I think what you're going to see from us is more of a surgical effort to leverage that data to make markdowns, both related to timing and depth of markdowns in a way that maximizes the profitability. I know that sounds obvious and we've always been a version of that. But I think taking kind of the extra step to take a more analytical approach to that is something that we think will bear fruit and something we piloted and worked on the past, but I think we can apply that methodology more broadly, and we believe that there's a lot of goodness that can come from that, that will affect our profitability positively.

He points to the use of dynamic pricing analytics to optimize promotional effectiveness and improve the pace and depth of markdowns to move product profitably at the end of each season, an initiative he expects will deliver benefit in Q4. Next up will be a push to improve category management processes, he adds:

We are using a data-driven, customer-centric approach to define the role of each category at Nordstrom and Nordstrom Rack and then optimize our assortment for the role each category plays.

But first there’s the all-important Holidays season to navigate and here again it’s analytics that hold the key, he argues:

To drive holiday performance, we're leveraging analytics as well as learnings from our anniversary sale, where we combine the art of merchandising with data-driven insights to put the right assortment in the right place at the right time. Through our customer analytics work, we learned that we have a lot of opportunity to expand holiday gifting. And in response, we significantly expanded our gifting assortment and featured gift shops, both in-store and online.

He also points to choice count expansion from partnerships with Fanatics and ASOS. Such partnership are very much part of Nordstrom’s roadmap, he  explains:

Nordstrom.com customers will now have access to Fanatics industry-leading assortment of high quality licensed sports products. This partnership demonstrates our ability to increase choice count quickly and at scale. With Fanatics, we'll scale to 90,000 new customer choices on nordstrom.com, an increase of over 20% in our total choice count without a corresponding increase in owned inventory or labor.

We're also excited to advance our partnership with ASOS and offer a broader assortment to better meet the needs of 20-something customers. We launched select ASOS brands on nordstrom.com and in two pilot stores this month. Though we are in the early days, preliminary reads are very promising. We'll expand our in-store ASOS offering with a market rollout launch this spring. Nordstrom stores will be the only physical locations in the world where customers can buy ASOS product, and we are excited about our opportunities to build on this partnership.

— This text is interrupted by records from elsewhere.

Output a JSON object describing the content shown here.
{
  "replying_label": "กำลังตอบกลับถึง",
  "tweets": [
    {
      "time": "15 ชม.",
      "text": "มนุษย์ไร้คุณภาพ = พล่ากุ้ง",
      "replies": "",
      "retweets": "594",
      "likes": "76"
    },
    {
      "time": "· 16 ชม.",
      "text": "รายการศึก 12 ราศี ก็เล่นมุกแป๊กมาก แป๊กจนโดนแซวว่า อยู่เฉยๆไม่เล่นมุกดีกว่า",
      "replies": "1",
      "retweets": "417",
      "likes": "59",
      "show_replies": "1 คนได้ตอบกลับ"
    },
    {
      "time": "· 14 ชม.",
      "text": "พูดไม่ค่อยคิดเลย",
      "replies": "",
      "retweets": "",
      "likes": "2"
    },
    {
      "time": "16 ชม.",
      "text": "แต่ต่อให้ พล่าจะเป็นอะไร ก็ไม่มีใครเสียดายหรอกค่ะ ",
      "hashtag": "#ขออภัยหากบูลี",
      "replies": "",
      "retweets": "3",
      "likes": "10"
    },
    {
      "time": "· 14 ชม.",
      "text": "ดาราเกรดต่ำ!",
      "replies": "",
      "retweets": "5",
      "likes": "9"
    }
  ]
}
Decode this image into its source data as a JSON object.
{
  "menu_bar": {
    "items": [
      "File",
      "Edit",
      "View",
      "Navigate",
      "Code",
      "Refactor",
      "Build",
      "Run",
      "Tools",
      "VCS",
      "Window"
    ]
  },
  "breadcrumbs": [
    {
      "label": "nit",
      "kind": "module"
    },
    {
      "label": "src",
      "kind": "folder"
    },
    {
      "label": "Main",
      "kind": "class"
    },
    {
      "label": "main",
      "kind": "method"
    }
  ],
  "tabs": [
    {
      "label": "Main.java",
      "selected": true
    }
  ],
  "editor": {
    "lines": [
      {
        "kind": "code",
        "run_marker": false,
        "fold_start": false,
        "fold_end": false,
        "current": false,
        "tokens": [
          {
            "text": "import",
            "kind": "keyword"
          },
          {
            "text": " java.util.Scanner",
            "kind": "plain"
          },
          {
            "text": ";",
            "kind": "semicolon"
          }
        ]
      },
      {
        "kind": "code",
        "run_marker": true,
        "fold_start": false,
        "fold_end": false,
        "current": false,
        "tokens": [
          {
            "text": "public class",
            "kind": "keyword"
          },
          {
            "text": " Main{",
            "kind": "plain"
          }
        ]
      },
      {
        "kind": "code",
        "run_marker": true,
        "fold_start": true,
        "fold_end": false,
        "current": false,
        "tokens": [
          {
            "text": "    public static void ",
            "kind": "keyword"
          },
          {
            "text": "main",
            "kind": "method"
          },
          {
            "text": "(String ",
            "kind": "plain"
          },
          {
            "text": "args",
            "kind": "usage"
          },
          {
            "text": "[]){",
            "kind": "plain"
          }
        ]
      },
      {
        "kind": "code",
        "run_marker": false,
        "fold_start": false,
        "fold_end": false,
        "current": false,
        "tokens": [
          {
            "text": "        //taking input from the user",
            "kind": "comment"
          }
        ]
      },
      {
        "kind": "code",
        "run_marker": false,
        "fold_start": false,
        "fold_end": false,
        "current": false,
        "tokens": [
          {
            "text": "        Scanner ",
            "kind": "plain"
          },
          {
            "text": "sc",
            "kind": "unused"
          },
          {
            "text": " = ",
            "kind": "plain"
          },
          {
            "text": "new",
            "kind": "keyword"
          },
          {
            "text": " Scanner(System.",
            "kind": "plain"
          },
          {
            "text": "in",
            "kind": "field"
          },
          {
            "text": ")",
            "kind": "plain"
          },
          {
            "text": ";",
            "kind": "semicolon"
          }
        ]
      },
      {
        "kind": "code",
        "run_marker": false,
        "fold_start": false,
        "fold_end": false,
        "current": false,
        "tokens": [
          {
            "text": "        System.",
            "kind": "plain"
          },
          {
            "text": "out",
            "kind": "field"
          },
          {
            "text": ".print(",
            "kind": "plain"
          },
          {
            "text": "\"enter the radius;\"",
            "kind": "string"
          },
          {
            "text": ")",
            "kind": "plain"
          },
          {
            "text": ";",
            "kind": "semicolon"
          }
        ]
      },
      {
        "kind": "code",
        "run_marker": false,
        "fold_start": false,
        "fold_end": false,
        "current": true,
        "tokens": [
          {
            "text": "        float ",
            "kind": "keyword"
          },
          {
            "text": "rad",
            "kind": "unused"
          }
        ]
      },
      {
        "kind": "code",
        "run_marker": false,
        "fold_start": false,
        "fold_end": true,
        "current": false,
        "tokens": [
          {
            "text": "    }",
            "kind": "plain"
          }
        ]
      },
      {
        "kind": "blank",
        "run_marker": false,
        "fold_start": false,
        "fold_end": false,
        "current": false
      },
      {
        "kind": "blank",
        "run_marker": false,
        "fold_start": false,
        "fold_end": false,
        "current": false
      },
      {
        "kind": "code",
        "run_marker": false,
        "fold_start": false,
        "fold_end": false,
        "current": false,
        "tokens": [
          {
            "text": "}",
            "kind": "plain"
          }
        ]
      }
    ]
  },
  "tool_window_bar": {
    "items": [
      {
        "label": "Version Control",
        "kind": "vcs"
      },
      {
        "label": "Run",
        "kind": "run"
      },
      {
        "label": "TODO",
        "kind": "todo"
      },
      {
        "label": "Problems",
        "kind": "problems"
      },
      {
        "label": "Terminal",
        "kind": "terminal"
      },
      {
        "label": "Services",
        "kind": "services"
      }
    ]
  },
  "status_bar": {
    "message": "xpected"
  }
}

My take

You can’t really argue with “a digital kind of a data-first approach”, although clearly the question here is how that moves from buzzword bingo to practical deliverables on the shop floor. How effectively Nordstrom can execute on this remains to be seen. Let’s see where we are when the Q4 numbers come out in a few months. The supply chain crisis will cast a long shadow over the entire retail sector and it’s unlikely that Nordstrom will escape the damage.